A Day Trip to the Taj Mahal
Today's journey involved leaving Cambodia, flying over Thailand and Burma, crossing the Bay of Bengal, then touching down in Agra, India for a day trip to the Taj Mahal. The weather proved interesting!
Getting ready to leave Siem Reap Cambodia
There's Captain Peter Whittick just having fun and welcoming us back to our private jet
The big news is: Rain across much of the Indian subcontinent and especially at the Taj Mahal. Drenching rain too.
It is the approach to the Taj that is most impressive. The grounds are huge and well kept, giving an impression of grandeur and elegance.
Constructed of beautiful white marble, the Taj began to be constructed in 1632. A brief history of the building is here.
Its all about the approach. The rain had stopped for a few minutes so that I could pull out my camera.
Everything is symmetrical about the building such that any half of it is a mirror image of the other
The entrance vaulted ceiling
Adjacent buildings are made of red sandstone, quarried in the nearby sate of Rajasthan
When entering the tomb, you can see how detaled the marble was cut
And there are incredible inlaid patterns made with semi=precious gems. The green is a type of chert, the red is jasper. A story about the stones of the Taj is here.
No photo's are allowed inside the tomb and it is too dark anyway to see much anyway. But after we exited from inside the Taj Mahal we found that the skies had opened up over Agra.In fact, this was a weather front that proved to be big news across India. This is the dry season and rain such as this was unusual. Temperatures plummeted to 19 degrees Celsius (66 degrees F) setting records for this date in some locations. Two people were struck by lightning in Agra. And hail fell in many parts of neighboring states, damaging crops significantly. Everyone mentioned how strange it was and chalked it up to other weather phenomena that seem to be unusual lately.

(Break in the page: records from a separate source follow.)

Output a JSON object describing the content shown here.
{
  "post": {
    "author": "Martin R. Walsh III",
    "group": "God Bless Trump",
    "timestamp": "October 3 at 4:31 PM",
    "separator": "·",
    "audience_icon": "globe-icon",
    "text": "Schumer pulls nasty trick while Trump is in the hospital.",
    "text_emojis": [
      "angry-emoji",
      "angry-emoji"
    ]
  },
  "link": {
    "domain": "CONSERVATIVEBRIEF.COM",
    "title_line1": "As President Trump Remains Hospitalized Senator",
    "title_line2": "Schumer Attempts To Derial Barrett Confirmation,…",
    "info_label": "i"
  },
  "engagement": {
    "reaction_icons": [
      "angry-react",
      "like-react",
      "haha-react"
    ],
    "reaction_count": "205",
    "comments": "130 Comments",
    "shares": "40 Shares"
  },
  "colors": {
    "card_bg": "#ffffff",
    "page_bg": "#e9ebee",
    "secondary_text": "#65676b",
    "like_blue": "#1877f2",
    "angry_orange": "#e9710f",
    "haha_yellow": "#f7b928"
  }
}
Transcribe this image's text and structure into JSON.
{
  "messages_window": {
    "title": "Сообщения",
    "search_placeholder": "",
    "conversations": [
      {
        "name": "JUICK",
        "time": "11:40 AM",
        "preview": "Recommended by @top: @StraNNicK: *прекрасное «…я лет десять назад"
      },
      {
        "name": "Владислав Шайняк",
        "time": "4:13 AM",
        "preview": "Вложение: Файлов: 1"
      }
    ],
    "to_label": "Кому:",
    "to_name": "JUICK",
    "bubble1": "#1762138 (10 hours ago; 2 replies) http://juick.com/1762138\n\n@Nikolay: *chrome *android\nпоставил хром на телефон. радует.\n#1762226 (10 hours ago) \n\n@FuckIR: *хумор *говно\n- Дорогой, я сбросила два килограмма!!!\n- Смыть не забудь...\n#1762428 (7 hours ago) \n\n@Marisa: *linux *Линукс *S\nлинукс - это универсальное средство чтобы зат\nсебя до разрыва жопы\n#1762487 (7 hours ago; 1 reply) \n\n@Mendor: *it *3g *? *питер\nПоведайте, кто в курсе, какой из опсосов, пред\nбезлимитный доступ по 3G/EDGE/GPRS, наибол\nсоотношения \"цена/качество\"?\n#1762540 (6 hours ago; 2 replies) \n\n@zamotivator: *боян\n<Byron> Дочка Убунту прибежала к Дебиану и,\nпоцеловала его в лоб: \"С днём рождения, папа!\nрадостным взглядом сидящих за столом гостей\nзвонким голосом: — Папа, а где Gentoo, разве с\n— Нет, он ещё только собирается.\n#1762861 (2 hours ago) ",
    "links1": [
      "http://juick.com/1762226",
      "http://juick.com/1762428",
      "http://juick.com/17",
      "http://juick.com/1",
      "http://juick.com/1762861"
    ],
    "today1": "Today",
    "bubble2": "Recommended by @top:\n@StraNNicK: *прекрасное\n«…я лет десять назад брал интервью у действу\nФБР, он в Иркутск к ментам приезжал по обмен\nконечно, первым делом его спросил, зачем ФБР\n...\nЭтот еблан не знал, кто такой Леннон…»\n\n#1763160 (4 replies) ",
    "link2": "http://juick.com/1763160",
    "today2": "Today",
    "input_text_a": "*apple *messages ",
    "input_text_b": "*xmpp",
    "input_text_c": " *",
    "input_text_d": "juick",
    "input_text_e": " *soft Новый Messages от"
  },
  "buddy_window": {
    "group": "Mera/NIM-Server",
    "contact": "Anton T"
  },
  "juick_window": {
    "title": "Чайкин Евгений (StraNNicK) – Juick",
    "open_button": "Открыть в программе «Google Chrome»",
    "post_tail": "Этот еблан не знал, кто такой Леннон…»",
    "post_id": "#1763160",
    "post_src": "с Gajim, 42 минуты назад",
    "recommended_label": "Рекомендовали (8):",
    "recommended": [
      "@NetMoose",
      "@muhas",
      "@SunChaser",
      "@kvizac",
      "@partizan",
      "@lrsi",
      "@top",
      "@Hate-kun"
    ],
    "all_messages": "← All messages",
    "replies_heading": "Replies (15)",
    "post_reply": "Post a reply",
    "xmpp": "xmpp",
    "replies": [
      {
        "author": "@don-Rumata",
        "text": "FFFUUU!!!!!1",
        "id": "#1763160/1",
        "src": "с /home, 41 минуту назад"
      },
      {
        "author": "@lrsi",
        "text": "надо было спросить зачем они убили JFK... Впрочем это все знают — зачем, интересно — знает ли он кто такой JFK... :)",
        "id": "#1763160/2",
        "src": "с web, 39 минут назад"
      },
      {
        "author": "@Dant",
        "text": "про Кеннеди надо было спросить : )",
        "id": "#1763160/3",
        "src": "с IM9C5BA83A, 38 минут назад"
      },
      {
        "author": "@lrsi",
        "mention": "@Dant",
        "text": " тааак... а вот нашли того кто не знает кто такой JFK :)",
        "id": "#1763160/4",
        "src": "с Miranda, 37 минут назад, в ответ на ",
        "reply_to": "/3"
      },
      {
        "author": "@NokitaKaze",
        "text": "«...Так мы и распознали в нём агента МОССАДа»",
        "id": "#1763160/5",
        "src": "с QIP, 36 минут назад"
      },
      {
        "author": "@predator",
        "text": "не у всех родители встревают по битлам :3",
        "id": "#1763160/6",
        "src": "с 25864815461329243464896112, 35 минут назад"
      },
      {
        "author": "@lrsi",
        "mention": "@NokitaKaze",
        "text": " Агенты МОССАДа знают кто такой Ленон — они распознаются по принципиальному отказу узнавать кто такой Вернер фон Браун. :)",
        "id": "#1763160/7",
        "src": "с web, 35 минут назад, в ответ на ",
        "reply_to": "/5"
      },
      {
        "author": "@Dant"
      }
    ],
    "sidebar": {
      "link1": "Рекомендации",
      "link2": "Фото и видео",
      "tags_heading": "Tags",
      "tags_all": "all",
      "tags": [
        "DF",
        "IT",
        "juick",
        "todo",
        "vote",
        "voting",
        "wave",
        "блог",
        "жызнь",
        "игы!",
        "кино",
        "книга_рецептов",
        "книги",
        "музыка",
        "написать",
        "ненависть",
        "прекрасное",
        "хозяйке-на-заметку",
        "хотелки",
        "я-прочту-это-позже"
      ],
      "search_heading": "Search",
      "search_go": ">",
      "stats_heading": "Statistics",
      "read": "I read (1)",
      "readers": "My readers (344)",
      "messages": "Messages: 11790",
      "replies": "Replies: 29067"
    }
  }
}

The rain poured off of the roof of the Taj much like it does in Marble Canyon back home after a deluge
The marble was quite slick while wet. Although the weather was not perfect, we enjoyed this 4-hour stop to see a wonder that was named a World Heritage Site by UNESCO in 1983.